By: Jennifer L. Gaudiani, MD, CEDS
I’ve gotten a few requests from folks to discuss key questions about eating disorders and child-bearing. I’ll use excerpts from a chapter I just wrote in Encyclopedia of Feeding and Eating Disorders for Springer Reference. I think the key questions are: do women with eating disorders seek more fertility help? What are pregnancy outcomes in women who have had an eating disorder? How does childbearing affect mortality rates in those with a history of anorexia nervosa (AN)? And finally, how does pregnancy itself affect eating disorders?
To get and stay pregnant, an immense number of things must “go right,” among them a reasonable nutritional status and adequate body weight for ovulation to occur. Even some modern day healthy bodies in women without eating disorders may simply be too underweight, from Mother Nature’s perspective, to conceive a baby. Purging, and the psychological stressors that drive purging, may also impede fertility. A large study showed that 16-20% of women attending fertility clinics had eating disorders. This is a way higher number than the population prevalence of eating disorders. Relative to women with no psychiatric disorder, women with bulimia nervosa in particular had more than double the rates of having undergone fertility treatment. Another study showed that 7.2% of eating disordered patients who had previously received residential treatment sought infertility treatment, compared with 4.5% of those without an eating disorder.
Intrauterine growth retardation (IUGR, or small babies at birth) is a well-established risk in babies of women with eating disorders, related to inadequate pre- and during-pregnancy nutrition. Many studies have confirmed that pregnancy and childbirth rates are lower in those with current or former eating disorders than in controls. In one study, those with a history of AN had a pregnancy rate less than half that of controls. The highest rates of miscarriage were in those with binge eating disorder (BED), with 47% of pregnancies ending in miscarriage, compared with 17% miscarriage rates in those without eating disorders.
A large Swedish study found a strong connection between death rates and childbearing. Presumably arising from the fact that women who truly recovered to the point where they chose a partner, were able to become pregnant, and were able to carry the pregnancy to term, a woman with a history of AN who bears a child has a decreased death rate of more than 60%.
The Norwegian Mother and Child Cohort Study was the first large population study on the effect on eating disorders during pregnancy and after. The study identified that women with eating disorders worry more about size and shape during pregnancy and have higher rates of postpartum depression. Confirming prior research, they found that eating disorder symptoms may go away during pregnancy, but symptoms can recur after birth.
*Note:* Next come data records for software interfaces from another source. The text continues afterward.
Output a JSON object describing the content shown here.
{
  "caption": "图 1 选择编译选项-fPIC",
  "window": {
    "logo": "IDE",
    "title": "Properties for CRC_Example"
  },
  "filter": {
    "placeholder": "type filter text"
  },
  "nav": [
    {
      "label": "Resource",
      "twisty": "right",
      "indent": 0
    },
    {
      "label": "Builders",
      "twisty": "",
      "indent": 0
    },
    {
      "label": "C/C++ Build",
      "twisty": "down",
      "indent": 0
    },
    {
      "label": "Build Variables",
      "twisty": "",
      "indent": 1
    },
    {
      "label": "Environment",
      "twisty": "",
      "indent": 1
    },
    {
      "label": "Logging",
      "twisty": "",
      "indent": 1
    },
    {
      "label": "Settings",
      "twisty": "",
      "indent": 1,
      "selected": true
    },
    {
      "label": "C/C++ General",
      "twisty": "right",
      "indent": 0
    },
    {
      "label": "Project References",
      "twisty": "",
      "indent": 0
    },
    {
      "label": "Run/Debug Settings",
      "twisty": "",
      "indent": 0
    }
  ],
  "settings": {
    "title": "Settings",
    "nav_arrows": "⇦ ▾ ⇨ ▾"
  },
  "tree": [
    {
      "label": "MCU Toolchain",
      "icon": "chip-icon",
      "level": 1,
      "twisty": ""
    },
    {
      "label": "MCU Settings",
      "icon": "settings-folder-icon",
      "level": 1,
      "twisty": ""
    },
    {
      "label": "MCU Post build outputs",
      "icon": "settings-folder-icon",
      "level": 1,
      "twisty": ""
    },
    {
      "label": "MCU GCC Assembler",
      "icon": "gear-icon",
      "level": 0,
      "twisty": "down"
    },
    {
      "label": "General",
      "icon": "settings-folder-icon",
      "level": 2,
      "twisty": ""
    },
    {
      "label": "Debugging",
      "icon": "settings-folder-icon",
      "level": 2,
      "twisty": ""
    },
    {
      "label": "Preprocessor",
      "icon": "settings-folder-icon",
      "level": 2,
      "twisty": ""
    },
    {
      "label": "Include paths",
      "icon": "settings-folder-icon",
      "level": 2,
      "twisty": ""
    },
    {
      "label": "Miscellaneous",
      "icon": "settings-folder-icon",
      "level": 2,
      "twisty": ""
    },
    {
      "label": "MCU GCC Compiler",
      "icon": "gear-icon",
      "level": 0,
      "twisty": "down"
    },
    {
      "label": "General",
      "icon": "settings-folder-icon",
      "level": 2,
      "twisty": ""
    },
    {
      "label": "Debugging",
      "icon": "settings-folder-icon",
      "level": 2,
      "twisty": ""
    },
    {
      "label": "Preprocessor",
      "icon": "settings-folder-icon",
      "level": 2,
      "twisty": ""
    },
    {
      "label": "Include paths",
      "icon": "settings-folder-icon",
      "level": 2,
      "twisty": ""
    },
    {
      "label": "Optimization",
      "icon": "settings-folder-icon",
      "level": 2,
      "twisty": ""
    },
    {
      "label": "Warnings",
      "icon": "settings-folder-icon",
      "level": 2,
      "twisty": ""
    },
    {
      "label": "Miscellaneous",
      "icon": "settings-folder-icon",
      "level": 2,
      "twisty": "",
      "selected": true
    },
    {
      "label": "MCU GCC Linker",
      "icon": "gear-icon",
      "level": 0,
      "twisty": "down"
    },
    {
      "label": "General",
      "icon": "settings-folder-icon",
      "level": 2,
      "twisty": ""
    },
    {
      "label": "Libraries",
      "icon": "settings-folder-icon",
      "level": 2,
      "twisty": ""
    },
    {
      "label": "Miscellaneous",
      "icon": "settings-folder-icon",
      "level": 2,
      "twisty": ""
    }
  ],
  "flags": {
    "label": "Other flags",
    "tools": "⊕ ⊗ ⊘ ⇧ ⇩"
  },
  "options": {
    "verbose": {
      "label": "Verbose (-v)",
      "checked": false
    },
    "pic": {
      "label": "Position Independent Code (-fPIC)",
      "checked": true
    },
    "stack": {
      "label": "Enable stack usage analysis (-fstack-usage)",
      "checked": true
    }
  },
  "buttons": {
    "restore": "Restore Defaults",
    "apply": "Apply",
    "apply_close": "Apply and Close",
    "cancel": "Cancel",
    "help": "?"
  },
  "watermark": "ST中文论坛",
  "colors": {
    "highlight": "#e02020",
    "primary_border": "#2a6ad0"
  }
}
With a three year old child to care for, up to 40% of women with AN and 70% of those with BN had relapsed.
The message I think is this: eating disorders are serious, life-threatening diseases that have a real impact on every aspect of one’s life, including in this case fertility and childbearing. Not everyone wants to have a baby, and infertility is a challenge that women of every age and health status can struggle with, but in my experience as a mama and a physician, babies and children need parents who are as healthy, energetic, grounded, and mindful as possible. If you want to get pregnant but aren’t yet in full recovery from ED…my recommendation is to wait and keep working on you. If you have a history of ED and you’re now in the joyful place of being pregnant, prepare for ridiculous commentary on your body (You’re huge! You’re tiny! Oi.), with gentle reminders to folks not to discuss shape and size with you, and advocate for yourself in the doctor’s office. Ask not to see your weight when you go for checkups, and not to have weight discussed unless it’s significantly abnormal. And as ever: be kind to yourself, be patient, practice self-care, and check in with your support people throughout.
- Knoph C., Von Holle A., Zerwas S., Torgersen L., Tambs K., Stoltenberg C., Bulik C.M., Reichborn-Kjennerud T. (2013) Course and predictors of maternal eating disoders in the postpartum period. International Journal of Eating Disorders, 46, 355-368.
- Linna M.S., Raevuori A., Haukka J., Suvisaari J.M., Suokas J.T., Gissler M. (2013) Reproductive health outcomes in eating disorders. International Journal of Eating Disorders, 46, 826-833.
- Micali N., dos-Santos-Silva I., De Stavola B., Steenweg-deGraaf J., Jaddoe V., Hofman A., Verhulst F.C., Steegers E.A.P., Tiemeier H. (2014) Fertility treatment, twin births, and unplanned pregnancies in women with eating disorders: findings from a population-based birth cohort. British Journal of Obstetrics and Gynaecology, 121, 408-16.
- Papadopoulos F.C., Karamanis G., Brandt L., Ekbom A., Ekselius L. (2013) Childbearing and mortality among women with anorexia nervosa. International Journal of Eating Disorders, 46, 164-170.